COMIC Rhys James featured in BBC Celebrity Mastermind to raise money for Peterborough charity Kidney Research UK.
Rhys took part as a way of saying thanks for an easy recovery after having a kidney removed at the age of 10.
The comedian jumped at the chance to support a charity close to his family’s heart.
Rhys, 29, who has made a name for himself in programmes like Mock The Week, chose a specialist subject of The American Office comedy series, then instantly regretted it when he realised it involved revising 250 episodes.
“I said yes to Celebrity Mastermind and was immediately terrified. I chose The Office thinking it would be fun to rewatch, but I made the mistake of making it ‘work’.
“Every day, squeezing in a few episodes. Other people had subjects like Die Hard. That’s one film. Mine was 250 episodes! It made sense to ask my friends and people on Twitter to quiz me. Luckily this was all before lockdown, and it was a good excuse to go to the pub.”
“Being on Mastermind was a great experience, and I’m glad to have supported a charity that my family cares about very much.”

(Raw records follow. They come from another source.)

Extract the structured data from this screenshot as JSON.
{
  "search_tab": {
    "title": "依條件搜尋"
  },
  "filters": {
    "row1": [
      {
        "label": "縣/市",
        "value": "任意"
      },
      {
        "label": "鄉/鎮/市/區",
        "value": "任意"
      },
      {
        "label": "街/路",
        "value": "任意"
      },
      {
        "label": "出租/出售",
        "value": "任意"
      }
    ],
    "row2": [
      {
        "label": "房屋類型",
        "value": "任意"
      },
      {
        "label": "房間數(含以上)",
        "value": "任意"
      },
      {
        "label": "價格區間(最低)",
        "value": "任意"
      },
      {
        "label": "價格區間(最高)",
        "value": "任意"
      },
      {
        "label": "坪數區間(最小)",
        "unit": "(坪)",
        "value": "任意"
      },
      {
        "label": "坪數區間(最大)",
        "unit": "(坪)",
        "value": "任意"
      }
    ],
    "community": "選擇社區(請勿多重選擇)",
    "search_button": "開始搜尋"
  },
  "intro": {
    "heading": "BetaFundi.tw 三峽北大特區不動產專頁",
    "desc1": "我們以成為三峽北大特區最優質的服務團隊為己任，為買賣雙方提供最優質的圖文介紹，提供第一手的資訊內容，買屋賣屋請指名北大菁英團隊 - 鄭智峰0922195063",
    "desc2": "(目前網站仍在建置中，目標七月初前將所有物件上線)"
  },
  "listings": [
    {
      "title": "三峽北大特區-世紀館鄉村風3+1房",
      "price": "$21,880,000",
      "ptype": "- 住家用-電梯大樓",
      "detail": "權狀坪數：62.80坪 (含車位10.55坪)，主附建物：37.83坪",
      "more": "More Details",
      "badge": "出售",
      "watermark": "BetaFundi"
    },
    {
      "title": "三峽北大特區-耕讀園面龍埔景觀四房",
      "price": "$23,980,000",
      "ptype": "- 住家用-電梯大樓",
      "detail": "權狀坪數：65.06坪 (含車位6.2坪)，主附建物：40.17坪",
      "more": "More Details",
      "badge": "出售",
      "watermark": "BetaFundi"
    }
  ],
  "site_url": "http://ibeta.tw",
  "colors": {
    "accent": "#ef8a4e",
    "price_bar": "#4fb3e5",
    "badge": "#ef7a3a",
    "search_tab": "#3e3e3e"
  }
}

Rhys smashed it by getting all his specialist subject questions correct, and although he didn’t win, he did an amazing job raising money for Kidney Research UK.
Rhys has no kidney issues now, but at the age of eight, he began getting pains in his side and by the age of ten, the pain had become excruciating.
Following a series of tests, doctors found one of his kidneys had shrivelled up and failed.
“I was told it could happily sit there if need be, but because it was causing so much pain, they advised it was better to take it out.”
The removal surgery took place at Great Ormond Street Hospital, and he remained under their care for check-ups until he was 16.
“Afterwards, I felt special. I was the only kid at school who could have a bottle of water on the desk to stay hydrated, and I could go to the toilet whenever I wanted without having to ask a teacher for permission! Such privileges! Amazing!”
Like many kidney patients, he was advised not to get involved in contact sports, but it was not a big deal for Rhys as his passion was always writing.
“I used to joke that my inability to do contact sports was karate’s loss. During rugby, they used to make me jog around the pitch until I started ‘forgetting’ my kit and then I could just sit inside on the computer.”
Meanwhile, the remaining kidney is fine, and Rhys enjoys a healthy lifestyle.
“When I was at Great Ormond Street Hospital, I saw kids in the same ward with far more complicated and serious issues. While it wasn’t minor, the procedure I had was done so efficiently, and my recovery time was minimal. Doing Celebrity Mastermind was a great chance to pay forward to help others who have not been as lucky.
“People are suffering from kidney disease in much more difficult situations than I was, who benefit so much from kidney research.”
Rhys appeared on Celebrity Mastermind alongside wildlife TV presenter Steve Backshall, BBC radio presenter Noreen Khan and Labour MP Caroline Flint. BBC One – Celebrity Mastermind, 2020/21, Episode 11.